This is The Lady’s Own Toilet Pin Box – clearly the best pins with perfect points. They (we have two such tins) contained a quarter of a pound weight of pins of assorted sizes.

The Lady's Own Toilet Pin Box at Market Lavington Museum

Toilet pins have nothing to do with washing or the lavatory. The word ‘toilet’ derives from the French toile, which means material so they were pins for material. The special feature was a large head (originally of glass) and a thinner shaft so that a smaller hole was made in the material.

One of our tins has a well kept inside.

Inside the tin lid which dates from about 1890

The tin dates from about 1890 although it could be as recent as the 1920s.

These tins appear to have got all round the world, to judge from sales on Internet auction sites. The same sites would suggest very little value, but we are delighted to have two such boxes at Market Lavington Museum. You can find them on the mantelshelf in the kitchen.

Mouse Trap

July 18, 2010

Build a better mousetrap and the world will beat a path to your door.  (Ralph Waldo Emerson)

Controlling the numbers of unwanted creatures has always been a concern of country folk so no wonder there are mouse traps at Market Lavington Museum. Here we feature a home made ‘humane’ trap from more than 100 years ago.

Late Victorian home-made mouse trap at Market Lavington Museum

Humane traps catch a mouse alive so that they can be released again into an area where it is deemed the little rodents might do less harm.

This particular trap features an entrance and no doubt an aroma, beloved by mice, could drift out through this from some bait, placed inside. Once inside the galvanized mesh tunnels led the mouse to the bait.

Perhaps a really intelligent mouse could follow its track back out, but the idea was that they would seek the light at the top of the box which was blocked off by the perforated metal.

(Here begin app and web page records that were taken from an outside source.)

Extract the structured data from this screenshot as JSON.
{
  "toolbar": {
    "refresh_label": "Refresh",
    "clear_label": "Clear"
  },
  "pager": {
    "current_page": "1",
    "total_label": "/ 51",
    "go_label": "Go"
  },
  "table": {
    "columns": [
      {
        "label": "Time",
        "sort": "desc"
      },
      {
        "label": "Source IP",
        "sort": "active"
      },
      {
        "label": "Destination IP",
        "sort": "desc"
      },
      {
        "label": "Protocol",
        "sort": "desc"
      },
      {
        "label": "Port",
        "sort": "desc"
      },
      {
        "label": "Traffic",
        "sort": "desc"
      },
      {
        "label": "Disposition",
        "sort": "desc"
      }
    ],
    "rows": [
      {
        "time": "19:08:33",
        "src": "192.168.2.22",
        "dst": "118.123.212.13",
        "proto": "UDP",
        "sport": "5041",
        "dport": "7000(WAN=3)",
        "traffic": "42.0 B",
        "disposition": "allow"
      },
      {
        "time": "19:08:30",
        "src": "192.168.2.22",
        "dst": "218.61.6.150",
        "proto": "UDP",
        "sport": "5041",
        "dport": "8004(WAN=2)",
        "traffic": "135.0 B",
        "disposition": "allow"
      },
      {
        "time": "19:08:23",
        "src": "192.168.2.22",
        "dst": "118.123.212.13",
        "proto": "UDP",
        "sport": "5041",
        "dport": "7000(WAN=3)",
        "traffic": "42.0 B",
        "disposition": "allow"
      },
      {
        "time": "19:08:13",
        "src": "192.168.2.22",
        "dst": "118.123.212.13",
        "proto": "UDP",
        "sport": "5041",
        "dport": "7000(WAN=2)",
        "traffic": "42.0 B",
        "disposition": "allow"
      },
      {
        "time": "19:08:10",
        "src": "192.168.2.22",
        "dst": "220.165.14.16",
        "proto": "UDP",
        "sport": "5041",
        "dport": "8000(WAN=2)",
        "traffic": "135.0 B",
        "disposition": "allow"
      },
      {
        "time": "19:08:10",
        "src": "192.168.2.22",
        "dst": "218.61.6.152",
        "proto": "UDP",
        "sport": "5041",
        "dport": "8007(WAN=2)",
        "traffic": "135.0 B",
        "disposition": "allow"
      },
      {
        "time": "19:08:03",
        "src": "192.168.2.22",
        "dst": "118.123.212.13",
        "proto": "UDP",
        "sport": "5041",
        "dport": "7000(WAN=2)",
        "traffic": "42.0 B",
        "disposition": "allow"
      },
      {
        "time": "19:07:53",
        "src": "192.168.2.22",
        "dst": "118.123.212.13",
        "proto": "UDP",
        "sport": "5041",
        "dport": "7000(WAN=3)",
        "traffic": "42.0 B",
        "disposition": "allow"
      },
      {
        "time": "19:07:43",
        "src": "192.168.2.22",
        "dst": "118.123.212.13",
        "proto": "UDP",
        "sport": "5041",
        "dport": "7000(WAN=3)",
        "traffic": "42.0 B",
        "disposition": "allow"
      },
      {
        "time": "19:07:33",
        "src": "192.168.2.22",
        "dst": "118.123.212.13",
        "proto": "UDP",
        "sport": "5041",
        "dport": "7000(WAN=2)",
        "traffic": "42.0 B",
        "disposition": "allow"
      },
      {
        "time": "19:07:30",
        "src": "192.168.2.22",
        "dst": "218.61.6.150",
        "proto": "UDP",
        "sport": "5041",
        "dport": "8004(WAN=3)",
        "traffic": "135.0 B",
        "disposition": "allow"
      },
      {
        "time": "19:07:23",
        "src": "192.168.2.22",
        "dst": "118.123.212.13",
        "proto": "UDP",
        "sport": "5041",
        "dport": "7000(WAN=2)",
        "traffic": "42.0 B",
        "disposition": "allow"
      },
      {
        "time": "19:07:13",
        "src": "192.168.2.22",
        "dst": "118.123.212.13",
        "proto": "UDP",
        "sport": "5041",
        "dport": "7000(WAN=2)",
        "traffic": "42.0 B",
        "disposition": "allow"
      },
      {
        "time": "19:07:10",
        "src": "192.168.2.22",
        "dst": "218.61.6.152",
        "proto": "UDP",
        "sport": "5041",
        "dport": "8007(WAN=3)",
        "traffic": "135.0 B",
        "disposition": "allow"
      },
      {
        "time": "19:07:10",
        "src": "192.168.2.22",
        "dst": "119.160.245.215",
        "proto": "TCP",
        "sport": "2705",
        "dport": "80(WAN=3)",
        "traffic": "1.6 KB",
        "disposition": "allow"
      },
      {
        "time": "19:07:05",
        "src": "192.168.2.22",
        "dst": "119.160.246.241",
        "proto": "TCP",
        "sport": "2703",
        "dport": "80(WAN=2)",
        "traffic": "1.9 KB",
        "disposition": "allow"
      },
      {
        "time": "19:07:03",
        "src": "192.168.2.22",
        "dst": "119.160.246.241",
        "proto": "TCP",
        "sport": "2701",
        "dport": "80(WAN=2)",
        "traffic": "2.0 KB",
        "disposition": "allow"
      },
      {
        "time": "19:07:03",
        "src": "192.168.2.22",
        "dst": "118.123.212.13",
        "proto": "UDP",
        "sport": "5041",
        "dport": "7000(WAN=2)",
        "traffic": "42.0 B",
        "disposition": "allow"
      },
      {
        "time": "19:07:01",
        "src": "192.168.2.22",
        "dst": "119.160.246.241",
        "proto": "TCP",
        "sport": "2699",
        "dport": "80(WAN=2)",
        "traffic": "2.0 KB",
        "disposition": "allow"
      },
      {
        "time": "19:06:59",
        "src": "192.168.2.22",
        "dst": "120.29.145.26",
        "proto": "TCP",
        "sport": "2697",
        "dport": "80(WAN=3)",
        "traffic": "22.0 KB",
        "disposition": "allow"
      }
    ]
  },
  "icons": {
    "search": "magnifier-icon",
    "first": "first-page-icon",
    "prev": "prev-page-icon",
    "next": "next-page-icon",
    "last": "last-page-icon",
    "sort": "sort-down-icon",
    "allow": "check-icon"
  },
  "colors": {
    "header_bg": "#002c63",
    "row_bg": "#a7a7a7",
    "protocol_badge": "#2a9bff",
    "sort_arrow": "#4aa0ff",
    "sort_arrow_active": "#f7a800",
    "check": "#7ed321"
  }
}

Later, the setter of the trap could check to see if anything had been caught, and if so he could pick the box up by the little wire handle and carry it to a chosen mouse release spot where the lid could be opened to allow our furry friend (fiend if you prefer) to escape.